EXERCISE AIM: Output all of the records word for word and drop the images.

☆ ☆ ☆ ☆ ☆

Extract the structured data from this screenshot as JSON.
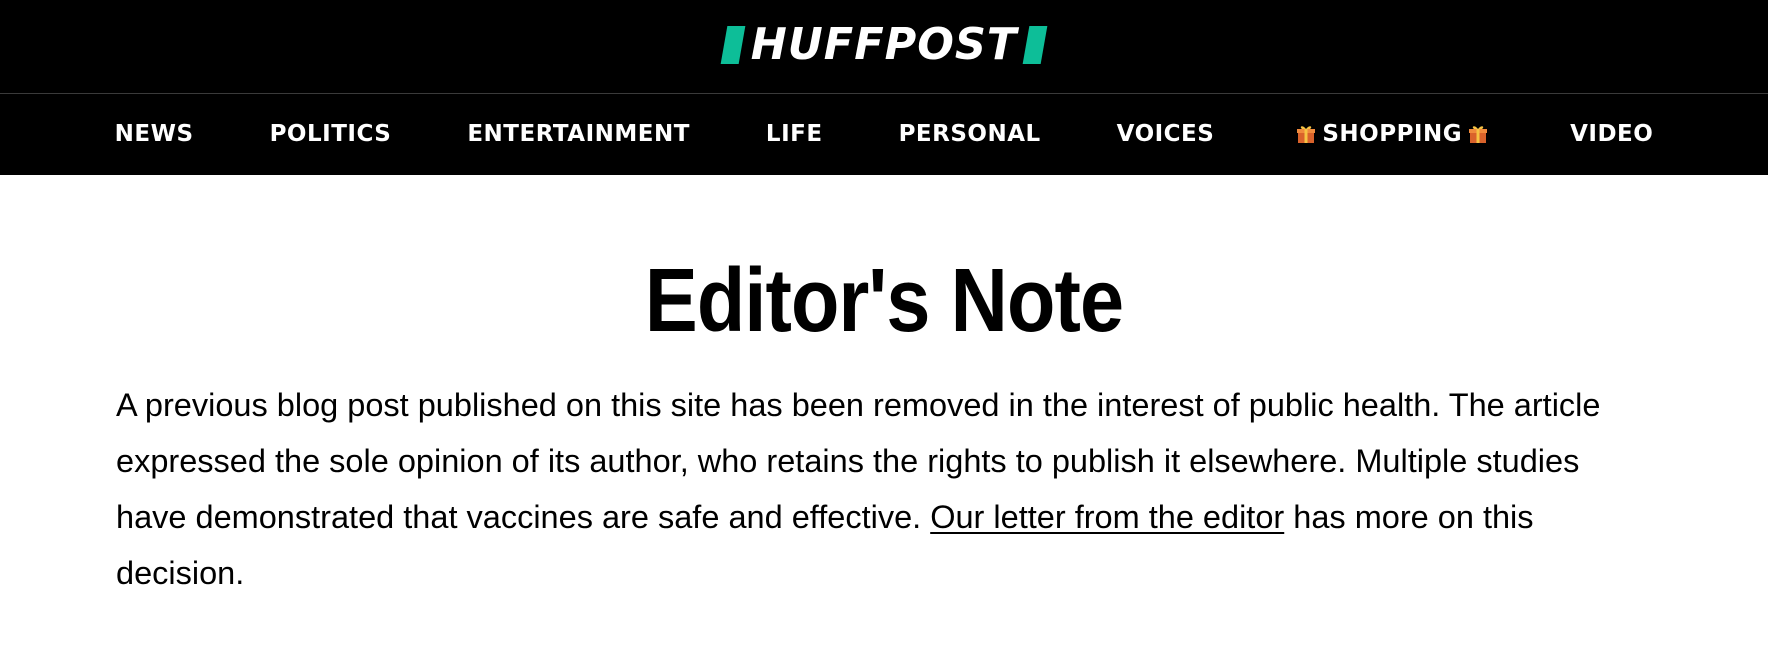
{
  "header": {
    "logo_text": "HUFFPOST",
    "brand_color": "#0dbe98",
    "background_color": "#000000"
  },
  "nav": {
    "items": [
      {
        "label": "NEWS"
      },
      {
        "label": "POLITICS"
      },
      {
        "label": "ENTERTAINMENT"
      },
      {
        "label": "LIFE"
      },
      {
        "label": "PERSONAL"
      },
      {
        "label": "VOICES"
      },
      {
        "label": "SHOPPING",
        "icons": [
          "gift-icon",
          "gift-icon"
        ]
      },
      {
        "label": "VIDEO"
      }
    ]
  },
  "main": {
    "title": "Editor's Note",
    "paragraph_before_link": "A previous blog post published on this site has been removed in the interest of public health. The article expressed the sole opinion of its author, who retains the rights to publish it elsewhere. Multiple studies have demonstrated that vaccines are safe and effective. ",
    "link_text": "Our letter from the editor",
    "paragraph_after_link": " has more on this decision."
  }
}
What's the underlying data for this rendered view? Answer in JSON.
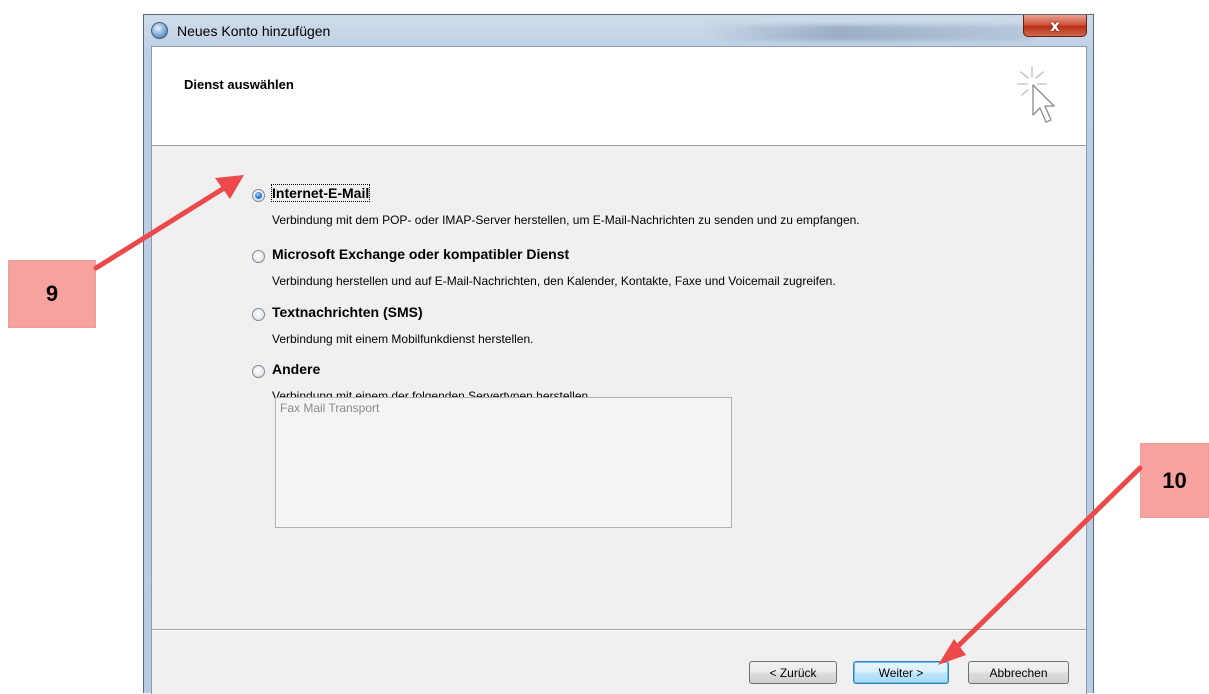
{
  "window": {
    "title": "Neues Konto hinzufügen",
    "close_label": "x"
  },
  "header": {
    "title": "Dienst auswählen"
  },
  "options": [
    {
      "label": "Internet-E-Mail",
      "description": "Verbindung mit dem POP- oder IMAP-Server herstellen, um E-Mail-Nachrichten zu senden und zu empfangen.",
      "selected": true
    },
    {
      "label": "Microsoft Exchange oder kompatibler Dienst",
      "description": "Verbindung herstellen und auf E-Mail-Nachrichten, den Kalender, Kontakte, Faxe und Voicemail zugreifen.",
      "selected": false
    },
    {
      "label": "Textnachrichten (SMS)",
      "description": "Verbindung mit einem Mobilfunkdienst herstellen.",
      "selected": false
    },
    {
      "label": "Andere",
      "description": "Verbindung mit einem der folgenden Servertypen herstellen.",
      "selected": false
    }
  ],
  "server_types": [
    "Fax Mail Transport"
  ],
  "buttons": {
    "back": "< Zurück",
    "next": "Weiter >",
    "cancel": "Abbrechen"
  },
  "annotations": {
    "step_9": "9",
    "step_10": "10",
    "color": "#f6a3a0",
    "arrow_color": "#ec4a4a"
  },
  "colors": {
    "window_frame": "#bccfe4",
    "close_button": "#c8452b",
    "client_background": "#f0f0f0",
    "radio_selected": "#2a73c7"
  },
  "icons": {
    "title": "outlook-globe-icon",
    "header": "wizard-pointer-icon"
  }
}
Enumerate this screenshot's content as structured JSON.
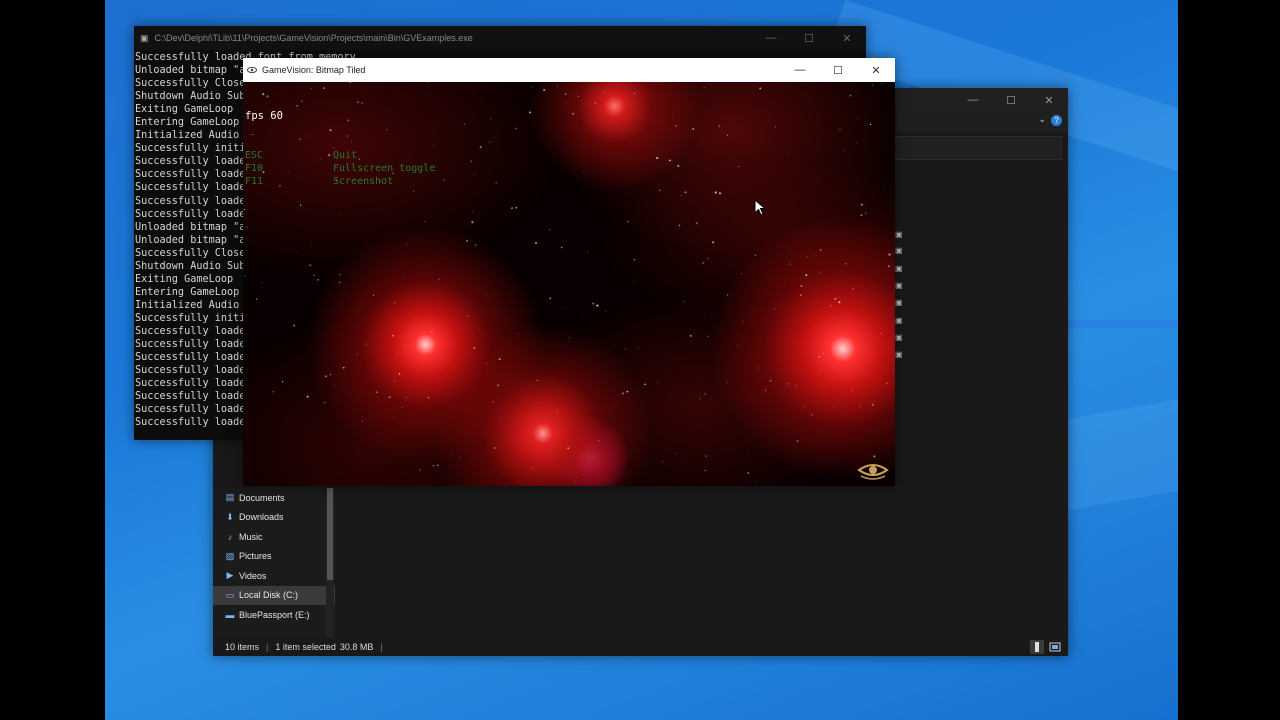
{
  "console": {
    "title": "C:\\Dev\\Delphi\\TLib\\11\\Projects\\GameVision\\Projects\\main\\Bin\\GVExamples.exe",
    "lines": [
      "Successfully loaded font from memory",
      "Unloaded bitmap \"a",
      "Successfully Closed",
      "Shutdown Audio Sub",
      "Exiting GameLoop",
      "Entering GameLoop",
      "Initialized Audio",
      "Successfully initi",
      "Successfully loade",
      "Successfully loade",
      "Successfully loade",
      "Successfully loade",
      "Successfully loade",
      "Unloaded bitmap \"a",
      "Unloaded bitmap \"a",
      "Successfully Closed",
      "Shutdown Audio Sub",
      "Exiting GameLoop",
      "Entering GameLoop",
      "Initialized Audio",
      "Successfully initi",
      "Successfully loade",
      "Successfully loade",
      "Successfully loade",
      "Successfully loade",
      "Successfully loade",
      "Successfully loade",
      "Successfully loade",
      "Successfully loade"
    ],
    "controls": {
      "minimize": "—",
      "maximize": "☐",
      "close": "✕"
    }
  },
  "game": {
    "title": "GameVision: Bitmap Tiled",
    "fps_label": "fps 60",
    "help": [
      {
        "key": "ESC",
        "action": "Quit"
      },
      {
        "key": "F10",
        "action": "Fullscreen toggle"
      },
      {
        "key": "F11",
        "action": "Screenshot"
      }
    ],
    "controls": {
      "minimize": "—",
      "maximize": "☐",
      "close": "✕"
    }
  },
  "explorer": {
    "controls": {
      "minimize": "—",
      "maximize": "☐",
      "close": "✕"
    },
    "nav_items": [
      {
        "label": "Documents",
        "icon": "documents-icon"
      },
      {
        "label": "Downloads",
        "icon": "downloads-icon"
      },
      {
        "label": "Music",
        "icon": "music-icon"
      },
      {
        "label": "Pictures",
        "icon": "pictures-icon"
      },
      {
        "label": "Videos",
        "icon": "videos-icon"
      },
      {
        "label": "Local Disk (C:)",
        "icon": "drive-icon"
      },
      {
        "label": "BluePassport (E:)",
        "icon": "usb-drive-icon"
      }
    ],
    "status": {
      "items": "10 items",
      "selected": "1 item selected",
      "size": "30.8 MB"
    }
  },
  "colors": {
    "desktop_blue": "#1a78d8",
    "console_bg": "#0c0c0c",
    "explorer_bg": "#191919",
    "help_green": "#2e8a2e"
  }
}
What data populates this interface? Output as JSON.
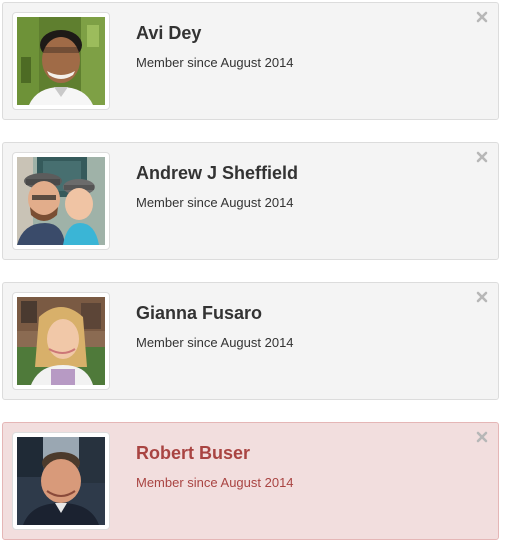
{
  "members": [
    {
      "name": "Avi Dey",
      "meta": "Member since August 2014",
      "highlighted": false,
      "dismiss_icon": "close-icon"
    },
    {
      "name": "Andrew J Sheffield",
      "meta": "Member since August 2014",
      "highlighted": false,
      "dismiss_icon": "close-icon"
    },
    {
      "name": "Gianna Fusaro",
      "meta": "Member since August 2014",
      "highlighted": false,
      "dismiss_icon": "close-icon"
    },
    {
      "name": "Robert Buser",
      "meta": "Member since August 2014",
      "highlighted": true,
      "dismiss_icon": "close-icon"
    }
  ],
  "colors": {
    "card_bg": "#f4f4f4",
    "card_border": "#dcdcdc",
    "highlight_bg": "#f2dede",
    "highlight_text": "#a94442",
    "text": "#333333",
    "close_icon": "#b7b7b7"
  }
}
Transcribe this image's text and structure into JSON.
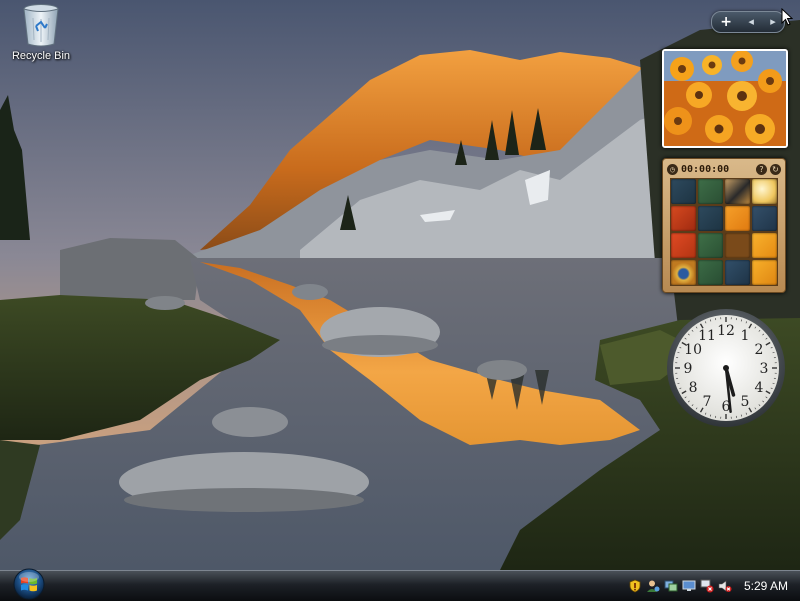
{
  "desktop": {
    "icons": [
      {
        "label": "Recycle Bin",
        "icon": "recycle-bin-icon"
      }
    ]
  },
  "sidebar": {
    "controls": {
      "add": "+",
      "prev": "◂",
      "next": "▸"
    },
    "gadgets": {
      "slideshow": {
        "subject": "orange daisies"
      },
      "puzzle": {
        "timer": "00:00:00"
      },
      "clock": {
        "numerals": [
          "12",
          "1",
          "2",
          "3",
          "4",
          "5",
          "6",
          "7",
          "8",
          "9",
          "10",
          "11"
        ],
        "time": "5:29"
      }
    }
  },
  "taskbar": {
    "start_icon": "windows-orb-icon",
    "tray": {
      "icons": [
        "security-shield-icon",
        "user-icon",
        "network-status-icon",
        "monitor-icon",
        "network-error-icon",
        "volume-muted-icon"
      ],
      "time": "5:29 AM"
    }
  },
  "colors": {
    "taskbar": "#1d2127",
    "accent_orange": "#e88a1a",
    "puzzle_frame": "#c79a62"
  }
}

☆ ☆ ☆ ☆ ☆

RESULT:
Extract the structured data from this screenshot as JSON.
{
  "header": {
    "logo_text": "HUFFPOST",
    "brand_color": "#0dbe98",
    "background_color": "#000000"
  },
  "nav": {
    "items": [
      {
        "label": "NEWS"
      },
      {
        "label": "POLITICS"
      },
      {
        "label": "ENTERTAINMENT"
      },
      {
        "label": "LIFE"
      },
      {
        "label": "PERSONAL"
      },
      {
        "label": "VOICES"
      },
      {
        "label": "SHOPPING",
        "icons": [
          "gift-icon",
          "gift-icon"
        ]
      },
      {
        "label": "VIDEO"
      }
    ]
  },
  "main": {
    "title": "Editor's Note",
    "paragraph_before_link": "A previous blog post published on this site has been removed in the interest of public health. The article expressed the sole opinion of its author, who retains the rights to publish it elsewhere. Multiple studies have demonstrated that vaccines are safe and effective. ",
    "link_text": "Our letter from the editor",
    "paragraph_after_link": " has more on this decision."
  }
}
What's the underlying data for this rendered view? Answer in JSON.
{
  "window": {
    "title": "Neues Konto hinzufügen",
    "close_label": "x"
  },
  "header": {
    "title": "Dienst auswählen"
  },
  "options": [
    {
      "label": "Internet-E-Mail",
      "description": "Verbindung mit dem POP- oder IMAP-Server herstellen, um E-Mail-Nachrichten zu senden und zu empfangen.",
      "selected": true
    },
    {
      "label": "Microsoft Exchange oder kompatibler Dienst",
      "description": "Verbindung herstellen und auf E-Mail-Nachrichten, den Kalender, Kontakte, Faxe und Voicemail zugreifen.",
      "selected": false
    },
    {
      "label": "Textnachrichten (SMS)",
      "description": "Verbindung mit einem Mobilfunkdienst herstellen.",
      "selected": false
    },
    {
      "label": "Andere",
      "description": "Verbindung mit einem der folgenden Servertypen herstellen.",
      "selected": false
    }
  ],
  "server_types": [
    "Fax Mail Transport"
  ],
  "buttons": {
    "back": "< Zurück",
    "next": "Weiter >",
    "cancel": "Abbrechen"
  },
  "annotations": {
    "step_9": "9",
    "step_10": "10",
    "color": "#f6a3a0",
    "arrow_color": "#ec4a4a"
  },
  "colors": {
    "window_frame": "#bccfe4",
    "close_button": "#c8452b",
    "client_background": "#f0f0f0",
    "radio_selected": "#2a73c7"
  },
  "icons": {
    "title": "outlook-globe-icon",
    "header": "wizard-pointer-icon"
  }
}
Enumerate this screenshot's content as structured JSON.
{
  "console": {
    "title": "C:\\Dev\\Delphi\\TLib\\11\\Projects\\GameVision\\Projects\\main\\Bin\\GVExamples.exe",
    "lines": [
      "Successfully loaded font from memory",
      "Unloaded bitmap \"a",
      "Successfully Closed",
      "Shutdown Audio Sub",
      "Exiting GameLoop",
      "Entering GameLoop",
      "Initialized Audio",
      "Successfully initi",
      "Successfully loade",
      "Successfully loade",
      "Successfully loade",
      "Successfully loade",
      "Successfully loade",
      "Unloaded bitmap \"a",
      "Unloaded bitmap \"a",
      "Successfully Closed",
      "Shutdown Audio Sub",
      "Exiting GameLoop",
      "Entering GameLoop",
      "Initialized Audio",
      "Successfully initi",
      "Successfully loade",
      "Successfully loade",
      "Successfully loade",
      "Successfully loade",
      "Successfully loade",
      "Successfully loade",
      "Successfully loade",
      "Successfully loade"
    ],
    "controls": {
      "minimize": "—",
      "maximize": "☐",
      "close": "✕"
    }
  },
  "game": {
    "title": "GameVision: Bitmap Tiled",
    "fps_label": "fps 60",
    "help": [
      {
        "key": "ESC",
        "action": "Quit"
      },
      {
        "key": "F10",
        "action": "Fullscreen toggle"
      },
      {
        "key": "F11",
        "action": "Screenshot"
      }
    ],
    "controls": {
      "minimize": "—",
      "maximize": "☐",
      "close": "✕"
    }
  },
  "explorer": {
    "controls": {
      "minimize": "—",
      "maximize": "☐",
      "close": "✕"
    },
    "nav_items": [
      {
        "label": "Documents",
        "icon": "documents-icon"
      },
      {
        "label": "Downloads",
        "icon": "downloads-icon"
      },
      {
        "label": "Music",
        "icon": "music-icon"
      },
      {
        "label": "Pictures",
        "icon": "pictures-icon"
      },
      {
        "label": "Videos",
        "icon": "videos-icon"
      },
      {
        "label": "Local Disk (C:)",
        "icon": "drive-icon"
      },
      {
        "label": "BluePassport (E:)",
        "icon": "usb-drive-icon"
      }
    ],
    "status": {
      "items": "10 items",
      "selected": "1 item selected",
      "size": "30.8 MB"
    }
  },
  "colors": {
    "desktop_blue": "#1a78d8",
    "console_bg": "#0c0c0c",
    "explorer_bg": "#191919",
    "help_green": "#2e8a2e"
  }
}
What data populates this interface? Output as JSON.
{
  "members": [
    {
      "name": "Avi Dey",
      "meta": "Member since August 2014",
      "highlighted": false,
      "dismiss_icon": "close-icon"
    },
    {
      "name": "Andrew J Sheffield",
      "meta": "Member since August 2014",
      "highlighted": false,
      "dismiss_icon": "close-icon"
    },
    {
      "name": "Gianna Fusaro",
      "meta": "Member since August 2014",
      "highlighted": false,
      "dismiss_icon": "close-icon"
    },
    {
      "name": "Robert Buser",
      "meta": "Member since August 2014",
      "highlighted": true,
      "dismiss_icon": "close-icon"
    }
  ],
  "colors": {
    "card_bg": "#f4f4f4",
    "card_border": "#dcdcdc",
    "highlight_bg": "#f2dede",
    "highlight_text": "#a94442",
    "text": "#333333",
    "close_icon": "#b7b7b7"
  }
}
Transcribe this image's text and structure into JSON.
{
  "desktop": {
    "icons": [
      {
        "label": "Recycle Bin",
        "icon": "recycle-bin-icon"
      }
    ]
  },
  "sidebar": {
    "controls": {
      "add": "+",
      "prev": "◂",
      "next": "▸"
    },
    "gadgets": {
      "slideshow": {
        "subject": "orange daisies"
      },
      "puzzle": {
        "timer": "00:00:00"
      },
      "clock": {
        "numerals": [
          "12",
          "1",
          "2",
          "3",
          "4",
          "5",
          "6",
          "7",
          "8",
          "9",
          "10",
          "11"
        ],
        "time": "5:29"
      }
    }
  },
  "taskbar": {
    "start_icon": "windows-orb-icon",
    "tray": {
      "icons": [
        "security-shield-icon",
        "user-icon",
        "network-status-icon",
        "monitor-icon",
        "network-error-icon",
        "volume-muted-icon"
      ],
      "time": "5:29 AM"
    }
  },
  "colors": {
    "taskbar": "#1d2127",
    "accent_orange": "#e88a1a",
    "puzzle_frame": "#c79a62"
  }
}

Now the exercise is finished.